For new visitors to the woods, a good starting point is the Broxbourne Wood Sculpture Trail. This short circular walk through a conifer plantation has wide, flat surfaced paths and can be accessed from both (recently renovated) car parks. The entrances to the sculpture trail are framed by two fantastic new archways, carved by chainsaw-sculptor Dan Cordell using oak timber sourced from the woodland. Along the trail are a number of other carved sculptures, each reflecting an aspect of the woodland’s heritage. While some are easy to find, others, such as the majestic stag hidden in the trees on Icknield Way, may require a keen eye. An audio trail and leaflet provide more information about the sculptures (see below).

Elsewhere in the woods, improvements continue to be made to visitor access. Much of this work is carried out by our dedicated teams of volunteers, the wood wardens and a CMS Tuesday group. One of their major tasks has been the replacement of old, dilapidated sections of boardwalk with new, improved surfaces. If you happen to walk along one of these boardwalks, bear in mind that they have all been hand-built by volunteers. A further improvement has been the installation of new map-based entrance panels in the car parks.

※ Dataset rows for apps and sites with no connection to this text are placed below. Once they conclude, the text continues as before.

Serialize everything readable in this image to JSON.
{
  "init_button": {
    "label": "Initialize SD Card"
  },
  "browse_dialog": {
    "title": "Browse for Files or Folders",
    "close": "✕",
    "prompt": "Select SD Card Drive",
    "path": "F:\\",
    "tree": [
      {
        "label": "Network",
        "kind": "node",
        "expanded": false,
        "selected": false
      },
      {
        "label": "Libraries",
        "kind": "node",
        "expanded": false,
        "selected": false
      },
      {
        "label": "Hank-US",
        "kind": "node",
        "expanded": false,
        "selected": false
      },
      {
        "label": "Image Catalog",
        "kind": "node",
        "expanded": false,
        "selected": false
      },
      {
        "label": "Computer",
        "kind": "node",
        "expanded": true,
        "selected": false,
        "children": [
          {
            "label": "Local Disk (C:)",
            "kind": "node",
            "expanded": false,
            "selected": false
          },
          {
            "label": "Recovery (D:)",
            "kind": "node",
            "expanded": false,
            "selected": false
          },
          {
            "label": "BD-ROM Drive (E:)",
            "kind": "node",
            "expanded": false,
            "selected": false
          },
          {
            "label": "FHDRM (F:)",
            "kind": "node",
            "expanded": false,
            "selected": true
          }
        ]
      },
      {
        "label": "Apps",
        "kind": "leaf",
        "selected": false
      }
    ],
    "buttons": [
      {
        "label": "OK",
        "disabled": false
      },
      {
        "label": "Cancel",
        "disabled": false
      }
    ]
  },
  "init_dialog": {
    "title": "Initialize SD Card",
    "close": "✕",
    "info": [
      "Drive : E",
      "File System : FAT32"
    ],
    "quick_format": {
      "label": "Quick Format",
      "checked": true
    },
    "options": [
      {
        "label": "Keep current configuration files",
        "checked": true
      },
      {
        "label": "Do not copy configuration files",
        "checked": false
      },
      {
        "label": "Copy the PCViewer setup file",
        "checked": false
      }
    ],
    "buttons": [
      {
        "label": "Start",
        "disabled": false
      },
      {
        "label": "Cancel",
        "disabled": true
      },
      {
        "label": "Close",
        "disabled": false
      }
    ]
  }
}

It is hoped that these signs will encourage visitors to discover different areas of the woodlands that they may not have previously explored.

Visit Broxbourne and Bencroft woods

A number of leaflets are available containing maps and details about walk routes, information on wildlife, history and conservation, and a guide to the sculpture trail. Leaflets and an audio trail can be downloaded from hertslink.org/cms/getactive/placestovisit/broxbournewoods